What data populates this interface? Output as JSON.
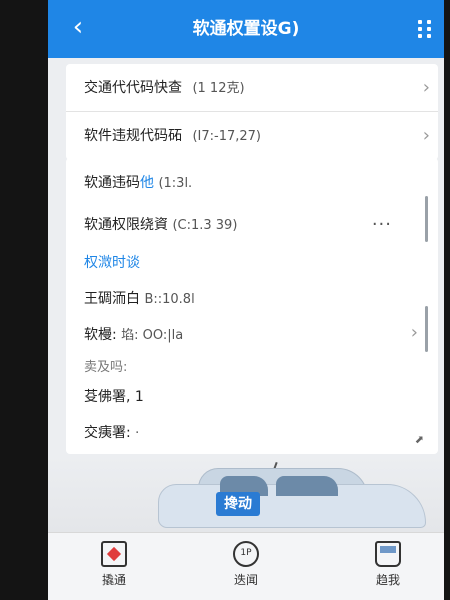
{
  "header": {
    "title": "软通权置设G)",
    "back_icon": "chevron-left-icon",
    "menu_icon": "grid-dots-icon"
  },
  "list": [
    {
      "label": "交通代代码快查",
      "value": "(1 12克)"
    },
    {
      "label": "软件违规代码砳",
      "value": "(I7:-17,27)"
    }
  ],
  "details": {
    "violation_label": "软通违码",
    "violation_link": "他",
    "violation_value": "(1:3l.",
    "limit_label": "软通权限绕資",
    "limit_value": "(C:1.3 39)",
    "more_label": "···",
    "section_link": "权溦时谈",
    "item1_label": "王碉洏白",
    "item1_value": "B::10.8l",
    "item2_label": "软槾:",
    "item2_value": "埳: OO:|la",
    "item3_label": "卖及吗:",
    "item4_label": "芟佛署, 1",
    "item5_label": "交痍署:",
    "item5_value": "·"
  },
  "car": {
    "badge": "搀动"
  },
  "bottom_nav": [
    {
      "label": "撬通",
      "icon": "document-star-icon"
    },
    {
      "label": "迭闻",
      "icon": "badge-icon"
    },
    {
      "label": "趋我",
      "icon": "car-icon"
    }
  ],
  "colors": {
    "accent": "#1f86e6",
    "background": "#eceef1"
  }
}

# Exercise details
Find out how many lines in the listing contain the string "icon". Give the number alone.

# Answer below
5